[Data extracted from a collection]
•••

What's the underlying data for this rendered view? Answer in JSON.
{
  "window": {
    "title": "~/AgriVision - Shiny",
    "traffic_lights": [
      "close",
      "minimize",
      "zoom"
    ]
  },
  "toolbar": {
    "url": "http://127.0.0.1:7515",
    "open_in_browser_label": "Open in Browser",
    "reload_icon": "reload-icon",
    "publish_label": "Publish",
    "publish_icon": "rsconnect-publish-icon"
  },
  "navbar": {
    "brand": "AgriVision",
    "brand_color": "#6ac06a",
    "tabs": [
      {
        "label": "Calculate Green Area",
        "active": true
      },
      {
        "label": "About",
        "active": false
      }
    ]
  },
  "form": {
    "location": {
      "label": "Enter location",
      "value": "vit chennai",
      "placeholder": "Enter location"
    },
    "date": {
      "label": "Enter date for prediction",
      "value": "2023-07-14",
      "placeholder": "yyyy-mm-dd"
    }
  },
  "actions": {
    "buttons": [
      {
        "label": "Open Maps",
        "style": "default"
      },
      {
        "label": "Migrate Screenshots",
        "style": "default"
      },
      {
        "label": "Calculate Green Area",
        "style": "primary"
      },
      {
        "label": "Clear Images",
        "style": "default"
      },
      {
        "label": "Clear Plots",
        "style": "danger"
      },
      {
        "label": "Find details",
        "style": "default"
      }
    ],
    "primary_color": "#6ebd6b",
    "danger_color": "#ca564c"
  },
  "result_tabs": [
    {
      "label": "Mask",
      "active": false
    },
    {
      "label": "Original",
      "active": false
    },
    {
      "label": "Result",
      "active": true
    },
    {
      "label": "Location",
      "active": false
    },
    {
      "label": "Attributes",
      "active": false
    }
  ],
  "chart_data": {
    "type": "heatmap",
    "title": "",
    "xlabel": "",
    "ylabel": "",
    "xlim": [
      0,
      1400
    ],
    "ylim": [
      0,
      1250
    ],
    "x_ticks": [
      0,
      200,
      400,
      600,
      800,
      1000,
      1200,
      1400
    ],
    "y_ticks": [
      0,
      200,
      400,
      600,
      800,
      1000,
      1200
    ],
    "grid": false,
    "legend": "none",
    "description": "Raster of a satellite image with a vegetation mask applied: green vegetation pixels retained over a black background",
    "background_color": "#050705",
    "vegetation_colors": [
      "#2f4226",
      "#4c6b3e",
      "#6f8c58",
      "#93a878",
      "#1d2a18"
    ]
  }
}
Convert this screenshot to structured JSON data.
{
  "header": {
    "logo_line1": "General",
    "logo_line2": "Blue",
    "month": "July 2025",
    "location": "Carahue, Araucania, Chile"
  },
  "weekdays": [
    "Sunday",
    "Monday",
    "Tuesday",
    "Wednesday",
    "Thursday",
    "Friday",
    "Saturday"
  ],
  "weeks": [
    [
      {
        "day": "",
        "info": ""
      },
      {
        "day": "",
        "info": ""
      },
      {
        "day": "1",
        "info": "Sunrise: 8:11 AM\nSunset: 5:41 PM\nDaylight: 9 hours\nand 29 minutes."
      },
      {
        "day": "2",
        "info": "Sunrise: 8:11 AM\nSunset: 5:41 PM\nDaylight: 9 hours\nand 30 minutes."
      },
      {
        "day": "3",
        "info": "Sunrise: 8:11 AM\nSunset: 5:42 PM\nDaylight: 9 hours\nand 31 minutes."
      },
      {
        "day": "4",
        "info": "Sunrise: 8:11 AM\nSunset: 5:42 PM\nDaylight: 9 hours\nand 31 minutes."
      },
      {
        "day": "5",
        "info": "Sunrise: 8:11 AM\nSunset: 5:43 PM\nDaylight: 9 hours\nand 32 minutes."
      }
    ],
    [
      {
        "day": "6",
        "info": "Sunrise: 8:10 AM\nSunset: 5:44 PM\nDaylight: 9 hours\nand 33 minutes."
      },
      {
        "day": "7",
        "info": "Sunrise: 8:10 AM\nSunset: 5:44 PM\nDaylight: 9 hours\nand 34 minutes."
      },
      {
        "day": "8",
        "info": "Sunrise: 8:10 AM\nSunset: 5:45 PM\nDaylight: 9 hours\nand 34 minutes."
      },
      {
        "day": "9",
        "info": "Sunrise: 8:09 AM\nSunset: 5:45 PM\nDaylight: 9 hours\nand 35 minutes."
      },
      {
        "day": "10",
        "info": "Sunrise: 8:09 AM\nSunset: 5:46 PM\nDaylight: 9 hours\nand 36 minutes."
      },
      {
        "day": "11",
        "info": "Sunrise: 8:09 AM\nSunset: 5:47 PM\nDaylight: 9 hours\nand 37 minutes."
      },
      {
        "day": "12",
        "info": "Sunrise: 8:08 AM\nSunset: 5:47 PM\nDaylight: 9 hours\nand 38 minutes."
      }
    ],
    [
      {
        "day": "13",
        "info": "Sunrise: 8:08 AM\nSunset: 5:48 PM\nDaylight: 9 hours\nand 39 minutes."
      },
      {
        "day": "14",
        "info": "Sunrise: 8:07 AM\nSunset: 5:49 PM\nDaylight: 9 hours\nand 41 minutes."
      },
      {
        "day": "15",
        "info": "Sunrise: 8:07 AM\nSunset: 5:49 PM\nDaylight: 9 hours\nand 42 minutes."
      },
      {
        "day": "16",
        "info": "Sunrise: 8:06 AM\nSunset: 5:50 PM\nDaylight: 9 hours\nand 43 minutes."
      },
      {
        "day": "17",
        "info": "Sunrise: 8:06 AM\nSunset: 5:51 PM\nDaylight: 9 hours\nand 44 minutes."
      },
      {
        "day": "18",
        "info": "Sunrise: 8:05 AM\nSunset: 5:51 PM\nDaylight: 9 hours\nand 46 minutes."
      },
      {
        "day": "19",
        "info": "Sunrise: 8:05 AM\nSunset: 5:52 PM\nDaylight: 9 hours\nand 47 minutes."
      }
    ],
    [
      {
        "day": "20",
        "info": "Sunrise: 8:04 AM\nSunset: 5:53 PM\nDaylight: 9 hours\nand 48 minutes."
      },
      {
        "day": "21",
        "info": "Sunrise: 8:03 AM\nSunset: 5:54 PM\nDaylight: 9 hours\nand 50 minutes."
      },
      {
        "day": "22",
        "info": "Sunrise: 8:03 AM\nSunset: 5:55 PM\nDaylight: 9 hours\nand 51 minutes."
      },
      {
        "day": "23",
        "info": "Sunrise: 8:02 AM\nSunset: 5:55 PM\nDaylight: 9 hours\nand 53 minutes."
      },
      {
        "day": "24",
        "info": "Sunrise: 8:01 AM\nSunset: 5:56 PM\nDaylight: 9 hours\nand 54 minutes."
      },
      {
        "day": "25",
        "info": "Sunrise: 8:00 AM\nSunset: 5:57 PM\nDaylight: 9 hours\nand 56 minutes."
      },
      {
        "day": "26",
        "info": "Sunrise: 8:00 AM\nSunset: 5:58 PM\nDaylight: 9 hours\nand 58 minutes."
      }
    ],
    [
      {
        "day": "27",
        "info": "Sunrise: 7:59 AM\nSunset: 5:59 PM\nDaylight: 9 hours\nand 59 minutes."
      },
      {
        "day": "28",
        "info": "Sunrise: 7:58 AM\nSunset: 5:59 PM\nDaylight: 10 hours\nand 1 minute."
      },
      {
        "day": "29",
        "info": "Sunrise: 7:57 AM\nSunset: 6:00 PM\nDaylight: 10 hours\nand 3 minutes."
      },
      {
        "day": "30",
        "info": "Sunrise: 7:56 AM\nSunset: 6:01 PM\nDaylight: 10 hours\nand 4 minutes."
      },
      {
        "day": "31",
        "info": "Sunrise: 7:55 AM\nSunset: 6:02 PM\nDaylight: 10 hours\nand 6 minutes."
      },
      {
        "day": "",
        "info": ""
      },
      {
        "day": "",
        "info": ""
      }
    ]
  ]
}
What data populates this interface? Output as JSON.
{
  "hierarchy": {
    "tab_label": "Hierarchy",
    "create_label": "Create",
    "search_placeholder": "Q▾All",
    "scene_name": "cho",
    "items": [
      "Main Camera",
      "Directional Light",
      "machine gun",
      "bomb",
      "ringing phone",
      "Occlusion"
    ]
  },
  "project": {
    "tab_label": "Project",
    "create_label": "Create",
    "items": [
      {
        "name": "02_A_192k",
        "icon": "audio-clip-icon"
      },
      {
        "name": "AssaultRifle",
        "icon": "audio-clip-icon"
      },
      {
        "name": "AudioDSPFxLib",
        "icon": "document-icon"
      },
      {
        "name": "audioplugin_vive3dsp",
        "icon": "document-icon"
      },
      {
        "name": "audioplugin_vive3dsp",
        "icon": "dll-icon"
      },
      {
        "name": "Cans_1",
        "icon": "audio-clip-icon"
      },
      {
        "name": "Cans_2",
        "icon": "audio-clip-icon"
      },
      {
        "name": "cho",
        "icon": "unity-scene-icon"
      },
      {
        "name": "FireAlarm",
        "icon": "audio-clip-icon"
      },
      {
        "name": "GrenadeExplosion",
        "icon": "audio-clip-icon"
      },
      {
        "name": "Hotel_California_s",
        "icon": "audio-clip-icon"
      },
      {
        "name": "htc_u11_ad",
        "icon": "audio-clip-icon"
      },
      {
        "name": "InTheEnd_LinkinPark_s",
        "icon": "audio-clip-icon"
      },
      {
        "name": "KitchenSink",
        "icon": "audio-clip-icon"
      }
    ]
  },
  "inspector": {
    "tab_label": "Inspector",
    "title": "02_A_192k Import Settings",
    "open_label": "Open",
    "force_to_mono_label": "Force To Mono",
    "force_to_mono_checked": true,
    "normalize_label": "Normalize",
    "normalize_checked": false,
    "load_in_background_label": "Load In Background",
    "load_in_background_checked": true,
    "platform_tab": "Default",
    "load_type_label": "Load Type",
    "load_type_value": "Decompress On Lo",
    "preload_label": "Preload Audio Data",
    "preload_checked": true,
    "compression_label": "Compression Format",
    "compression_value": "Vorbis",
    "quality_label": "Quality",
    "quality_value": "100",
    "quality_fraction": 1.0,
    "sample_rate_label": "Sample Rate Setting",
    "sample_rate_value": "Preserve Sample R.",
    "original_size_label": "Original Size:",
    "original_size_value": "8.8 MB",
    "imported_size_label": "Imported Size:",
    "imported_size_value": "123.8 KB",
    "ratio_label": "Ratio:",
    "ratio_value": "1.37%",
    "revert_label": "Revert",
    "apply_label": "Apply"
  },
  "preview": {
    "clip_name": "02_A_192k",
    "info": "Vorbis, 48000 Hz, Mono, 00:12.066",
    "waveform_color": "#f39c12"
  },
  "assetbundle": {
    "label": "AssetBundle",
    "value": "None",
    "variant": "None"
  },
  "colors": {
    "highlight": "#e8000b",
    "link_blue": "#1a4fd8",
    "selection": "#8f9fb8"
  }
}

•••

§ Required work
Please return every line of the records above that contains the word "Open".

§ Task response
    "open_in_browser_label": "Open in Browser",
        "label": "Open Maps",
    "open_label": "Open",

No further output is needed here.